With New Jersey's osprey population continuing to grow, state officials are turning to citizen observers and private groups for help monitoring a species considered an important indicator of environmental health.
Researchers estimate there were 567 nesting pairs of ospreys in the state this year, according to a report released this week by the New Jersey Division of Fish and Wildlife and a private nonprofit organization, Conserve Wildlife Foundation of New Jersey. The report was based on ground surveys conducted by staff and volunteers in June and July.
Based on the data collected in those surveys, researchers believe the population is continuing to grow, with about two young osprey born per nest, twice the minimum needed to maintain a stable population.
"The results from this year were really positive for ospreys. You can never complain when you're about twice the minimum productivity needed, so we can expect the population to keep growing," said Kathleen Clark, the biologist at the Division of Fish and Wildlife who helped lead the osprey survey project.
That's a vast improvement over 1973, when destruction of habitat and use of DDT-based insecticides reduced the state's osprey population to just 53 pairs. The next year, New Jersey listed the "fish hawks" as endangered.
Conservation efforts and a ban on DDT saw a boom in the osprey population, with the birds upgraded to "threatened" status in 1985. The next time ospreys are up for a bird status review, they will likely be upgraded again, Clark said, based on the growth in the population.
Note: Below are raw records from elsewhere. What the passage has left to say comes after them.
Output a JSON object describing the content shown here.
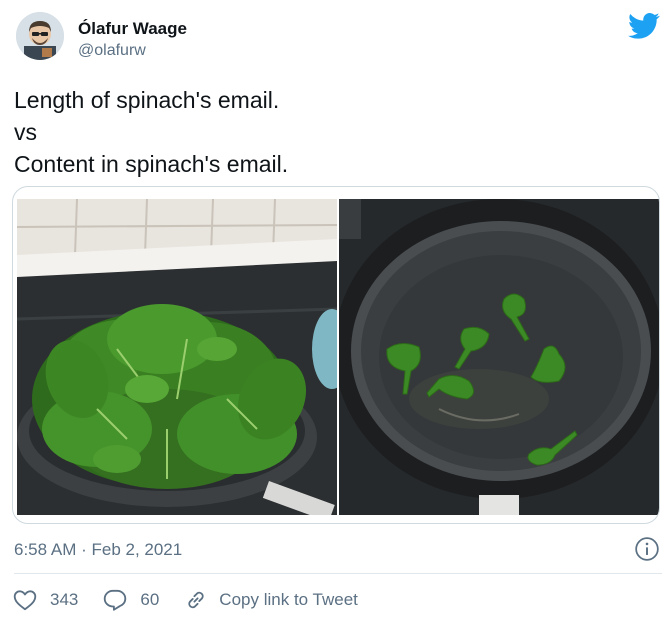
{
  "author": {
    "name": "Ólafur Waage",
    "handle": "@olafurw"
  },
  "tweet": {
    "lines": [
      "Length of spinach's email.",
      "vs",
      "Content in spinach's email."
    ],
    "timestamp": "6:58 AM · Feb 2, 2021"
  },
  "media": {
    "images": [
      {
        "description_icon": "photo-full-pan-of-spinach"
      },
      {
        "description_icon": "photo-wilted-spinach-in-pan"
      }
    ]
  },
  "actions": {
    "like_count": "343",
    "reply_count": "60",
    "copy_link_label": "Copy link to Tweet"
  },
  "colors": {
    "twitter_blue": "#1da1f2",
    "secondary_text": "#5b7083",
    "border": "#cfd9de"
  },
  "icons": [
    "twitter-logo-icon",
    "info-icon",
    "heart-icon",
    "reply-icon",
    "link-icon"
  ]
}
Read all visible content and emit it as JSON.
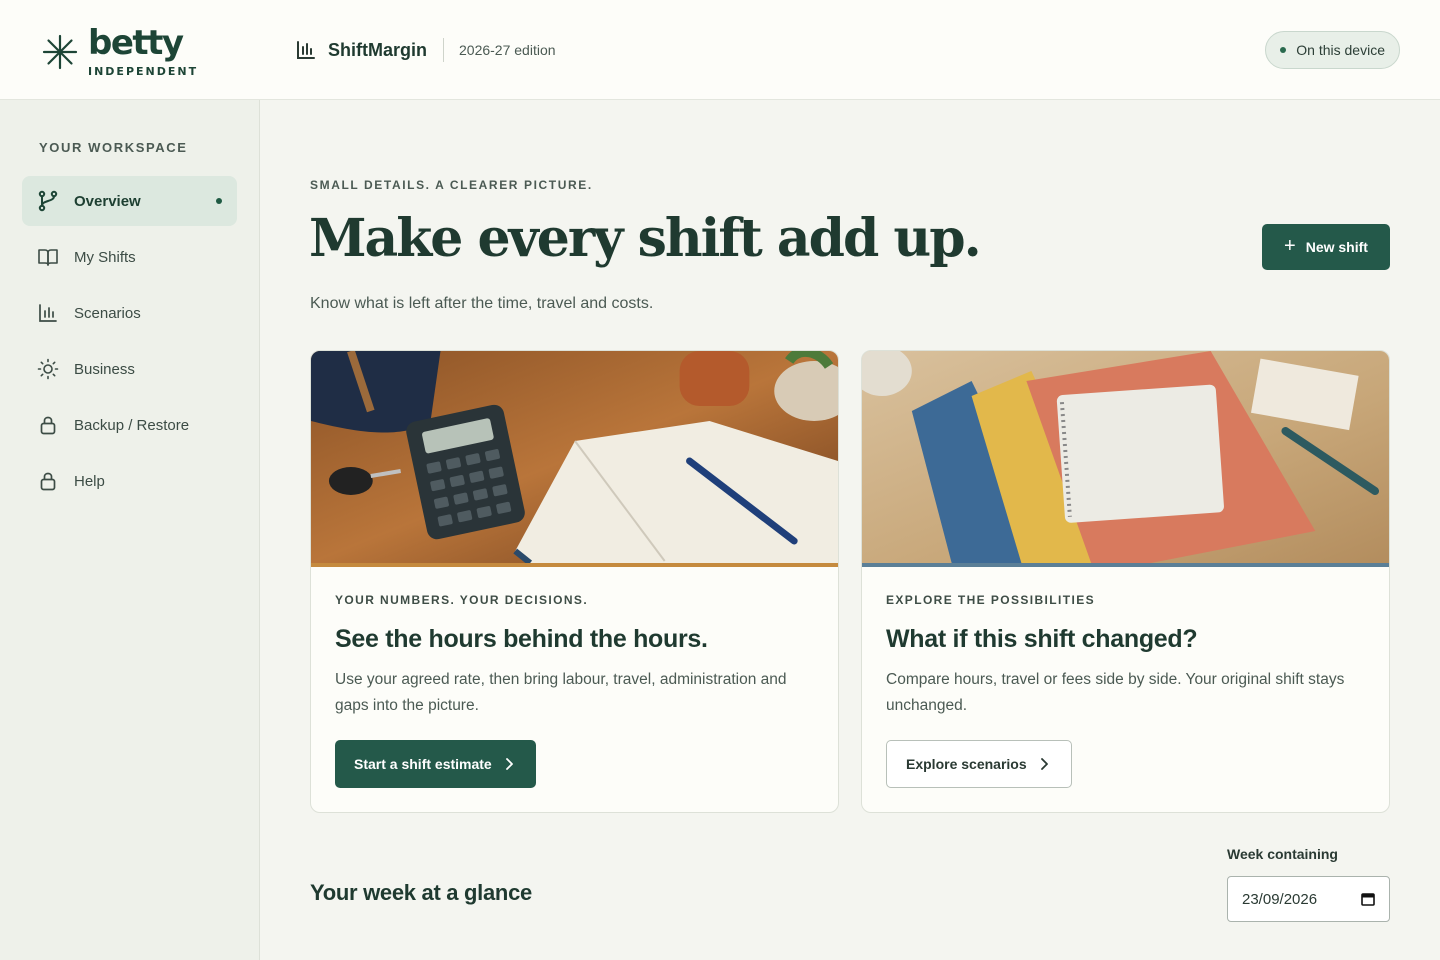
{
  "brand": {
    "name": "betty",
    "sub": "INDEPENDENT",
    "color": "#1d4536"
  },
  "app": {
    "name": "ShiftMargin",
    "edition": "2026-27 edition"
  },
  "status": {
    "label": "On this device"
  },
  "sidebar": {
    "heading": "YOUR WORKSPACE",
    "items": [
      {
        "label": "Overview",
        "icon": "branch-icon",
        "active": true
      },
      {
        "label": "My Shifts",
        "icon": "book-icon"
      },
      {
        "label": "Scenarios",
        "icon": "bar-chart-icon"
      },
      {
        "label": "Business",
        "icon": "sun-icon"
      },
      {
        "label": "Backup / Restore",
        "icon": "lock-icon"
      },
      {
        "label": "Help",
        "icon": "lock-icon"
      }
    ]
  },
  "hero": {
    "eyebrow": "SMALL DETAILS. A CLEARER PICTURE.",
    "title": "Make every shift add up.",
    "subtitle": "Know what is left after the time, travel and costs.",
    "new_shift_label": "New shift"
  },
  "cards": [
    {
      "eyebrow": "YOUR NUMBERS. YOUR DECISIONS.",
      "title": "See the hours behind the hours.",
      "text": "Use your agreed rate, then bring labour, travel, administration and gaps into the picture.",
      "button": "Start a shift estimate",
      "band_color": "#c58a3e"
    },
    {
      "eyebrow": "EXPLORE THE POSSIBILITIES",
      "title": "What if this shift changed?",
      "text": "Compare hours, travel or fees side by side. Your original shift stays unchanged.",
      "button": "Explore scenarios",
      "band_color": "#5b7f97"
    }
  ],
  "week": {
    "title": "Your week at a glance",
    "label": "Week containing",
    "date": "23/09/2026"
  },
  "colors": {
    "accent": "#24594a",
    "background": "#f4f5f0",
    "sidebar": "#eef1ea"
  }
}
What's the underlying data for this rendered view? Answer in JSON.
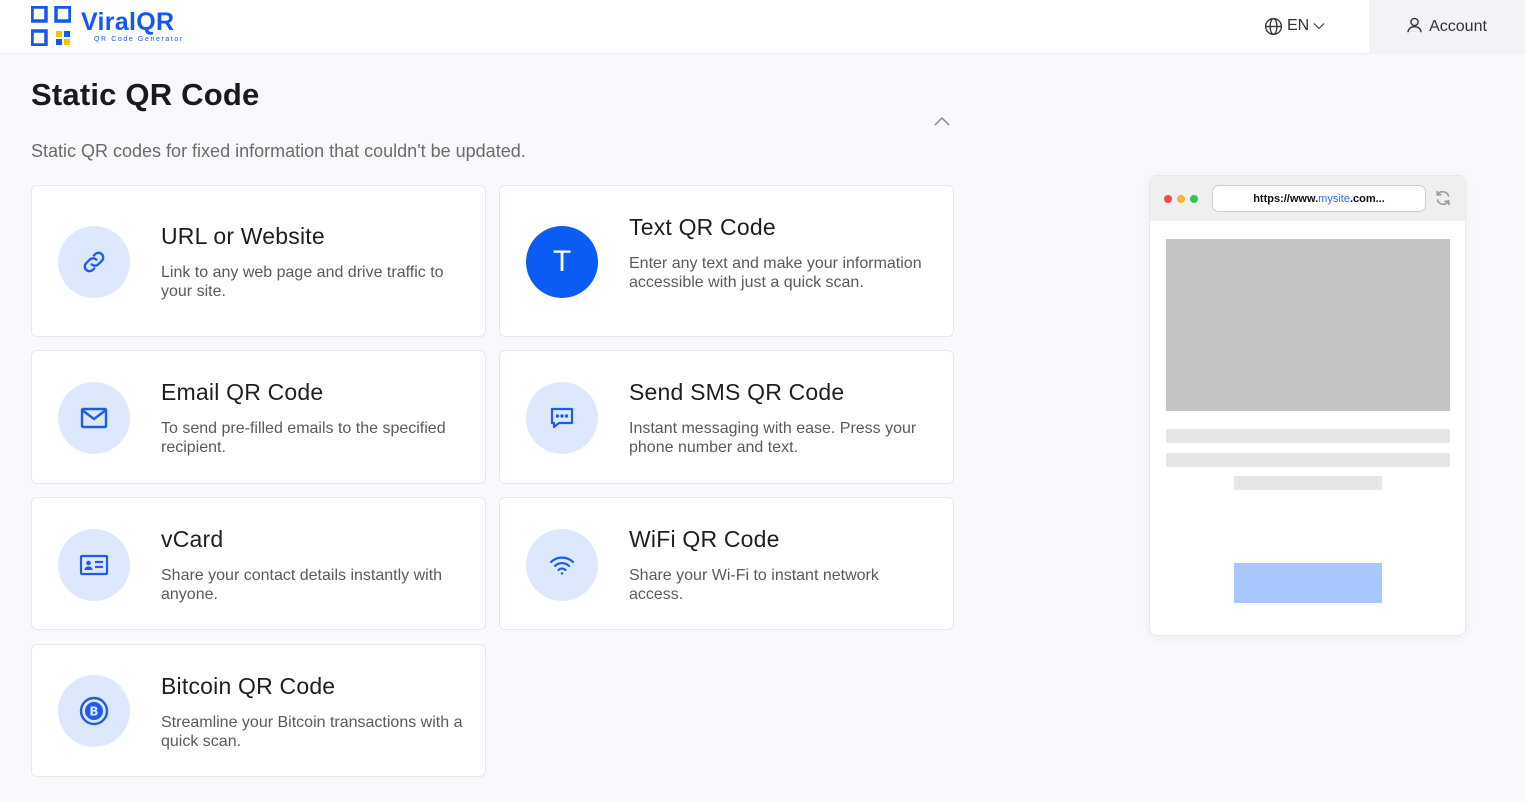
{
  "header": {
    "logo_name": "ViralQR",
    "logo_sub": "QR Code Generator",
    "language": "EN",
    "account_label": "Account"
  },
  "page": {
    "title": "Static QR Code",
    "subtitle": "Static QR codes for fixed information that couldn't be updated."
  },
  "cards": [
    {
      "title": "URL or Website",
      "desc": "Link to any web page and drive traffic to your site.",
      "icon": "link-icon"
    },
    {
      "title": "Text QR Code",
      "desc": "Enter any text and make your information accessible with just a quick scan.",
      "icon": "T"
    },
    {
      "title": "Email QR Code",
      "desc": "To send pre-filled emails to the specified recipient.",
      "icon": "mail-icon"
    },
    {
      "title": "Send SMS QR Code",
      "desc": "Instant messaging with ease. Press your phone number and text.",
      "icon": "chat-icon"
    },
    {
      "title": "vCard",
      "desc": "Share your contact details instantly with anyone.",
      "icon": "contact-card-icon"
    },
    {
      "title": "WiFi QR Code",
      "desc": "Share your Wi-Fi to instant network access.",
      "icon": "wifi-icon"
    },
    {
      "title": "Bitcoin QR Code",
      "desc": "Streamline your Bitcoin transactions with a quick scan.",
      "icon": "bitcoin-icon"
    }
  ],
  "preview": {
    "url_prefix": "https://www.",
    "url_highlight": "mysite",
    "url_suffix": ".com..."
  },
  "colors": {
    "brand": "#1557f0",
    "icon_bg": "#dde8fd",
    "icon_fg": "#1f5ce8",
    "active_icon": "#0a5cf5",
    "preview_button": "#a9c7ff"
  }
}
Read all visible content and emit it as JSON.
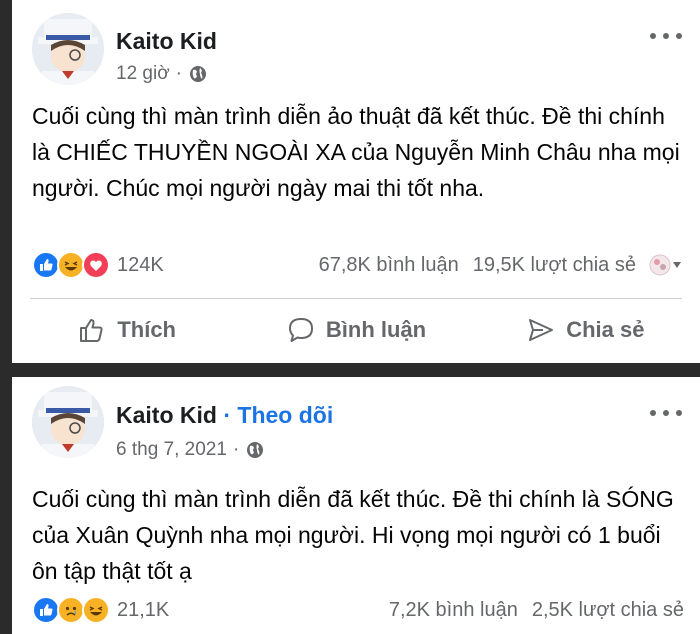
{
  "posts": [
    {
      "author": "Kaito Kid",
      "follow_label": "",
      "time": "12 giờ",
      "separator": "·",
      "text": "Cuối cùng thì màn trình diễn ảo thuật đã kết thúc. Đề thi chính là CHIẾC THUYỀN NGOÀI XA của Nguyễn Minh Châu nha mọi người. Chúc mọi người ngày mai thi tốt nha.",
      "reaction_count": "124K",
      "comments": "67,8K bình luận",
      "shares": "19,5K lượt chia sẻ",
      "reaction_icons": [
        "like-icon",
        "haha-icon",
        "love-icon"
      ]
    },
    {
      "author": "Kaito Kid",
      "follow_label": "· Theo dõi",
      "time": "6 thg 7, 2021",
      "separator": "·",
      "text": "Cuối cùng thì màn trình diễn đã kết thúc. Đề thi chính là SÓNG của Xuân Quỳnh nha mọi người. Hi vọng mọi người có 1 buổi ôn tập thật tốt ạ",
      "reaction_count": "21,1K",
      "comments": "7,2K bình luận",
      "shares": "2,5K lượt chia sẻ",
      "reaction_icons": [
        "like-icon",
        "sad-icon",
        "haha-icon"
      ]
    }
  ],
  "actions": {
    "like": "Thích",
    "comment": "Bình luận",
    "share": "Chia sẻ"
  },
  "colors": {
    "like": "#1877f2",
    "love": "#f33e58",
    "haha": "#f7b125",
    "follow": "#1b74e4",
    "muted": "#65676b"
  }
}
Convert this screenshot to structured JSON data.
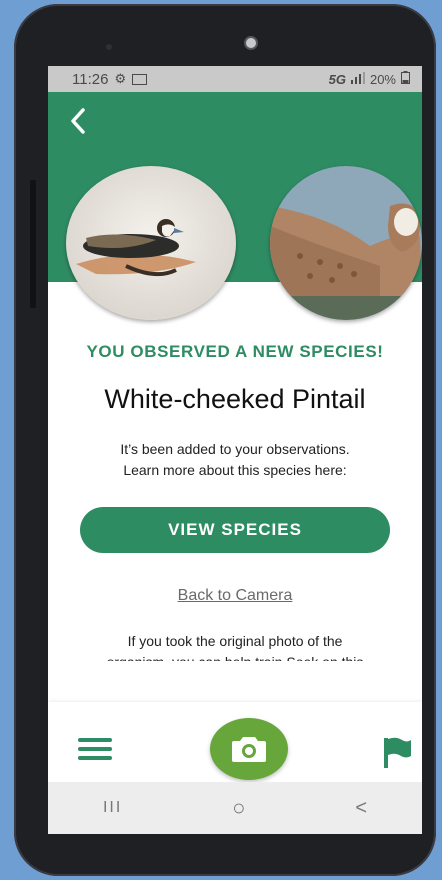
{
  "status": {
    "time": "11:26",
    "network": "5G",
    "battery": "20%"
  },
  "header": {
    "back_icon": "chevron-left-icon"
  },
  "observation": {
    "headline": "YOU OBSERVED A NEW SPECIES!",
    "species_name": "White-cheeked Pintail",
    "description_line1": "It’s been added to your observations.",
    "description_line2": "Learn more about this species here:",
    "view_button": "VIEW SPECIES",
    "back_link": "Back to Camera",
    "info_line1": "If you took the original photo of the",
    "info_line2": "organism, you can help train Seek on this"
  },
  "bottom_nav": {
    "menu_icon": "menu-icon",
    "camera_icon": "camera-icon",
    "flag_icon": "flag-icon"
  },
  "system_nav": {
    "recents": "III",
    "home": "○",
    "back": "<"
  },
  "colors": {
    "accent": "#2e8c63",
    "camera_button": "#67a63b"
  }
}
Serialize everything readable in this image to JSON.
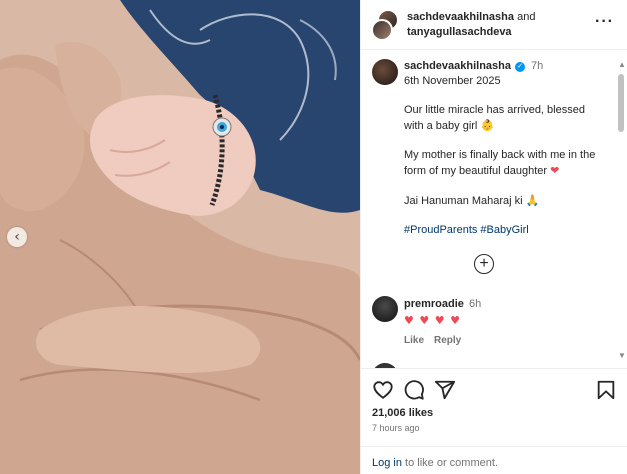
{
  "header": {
    "user1": "sachdevaakhilnasha",
    "joiner": "and",
    "user2": "tanyagullasachdeva"
  },
  "caption": {
    "handle": "sachdevaakhilnasha",
    "time": "7h",
    "date": "6th November 2025",
    "line1": "Our little miracle has arrived, blessed with a baby girl",
    "line1_emoji": "👶",
    "line2": "My mother is finally back with me in the form of my beautiful daughter",
    "line2_emoji": "❤",
    "line3": "Jai Hanuman Maharaj ki",
    "line3_emoji": "🙏",
    "hashtags": "#ProudParents #BabyGirl"
  },
  "comment": {
    "handle": "premroadie",
    "time": "6h",
    "hearts": "♥ ♥ ♥ ♥",
    "like_label": "Like",
    "reply_label": "Reply"
  },
  "actions": {
    "likes": "21,006 likes",
    "posted": "7 hours ago",
    "login_link": "Log in",
    "login_rest": " to like or comment."
  },
  "icons": {
    "more": "more-options-icon",
    "like": "heart-icon",
    "comment": "comment-icon",
    "share": "share-icon",
    "save": "bookmark-icon",
    "prev": "chevron-left-icon",
    "add": "plus-circle-icon"
  },
  "colors": {
    "link": "#00376b",
    "verified": "#0095f6",
    "heart": "#ed4956"
  }
}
With a diet that consists almost entirely of fish, ospreys are important as indicators of environmental health, Clark said. The fact that their numbers have rebounded suggests an abundance of healthy fish and robust aquatic systems, she said.
Ospreys also thrive in a variety of areas, making them useful for comparing the health of, say, the Atlantic Coast vs. the Delaware Bay. The osprey population on the coast grew rapidly in the 1980s and '90s, Clark said, while the bay population struggled to recover, reflecting higher toxin levels in the Delaware Bay.
As ospreys move away from being an endangered icon of environmentalism, Clark said, the state will shift its focus off the birds, making citizen participation more important.
"When I started in my career 30 years ago, ospreys were one of our focal species," she said, describing efforts to increase the number of large nesting platforms that have been built across the region. "Once they looked like they were getting stable, we were pulling back our effort on it."
This year, project members placed red bands on young ospreys, a new initiative to encourage citizen observation. In addition to the traditional bands used by scientists to track bird migration and age, the new bands will allow photographers and observers to go online to report a red-banded osprey.
Citizen observations will allow scientists to monitor bird sightings and learn more about foraging habits, migration routes, and life span.
Plus, Clark said, ospreys are generally tolerant of human observation, making them a useful way to connect the public with environmental research.
"It also helps us tell stories about the ospreys . . . where this bird came from, where it was going," she said. "When people can connect to some of those individual stories and really understand how far those birds are flying every year, it helps people gain an appreciation for wild animals and how they make their living."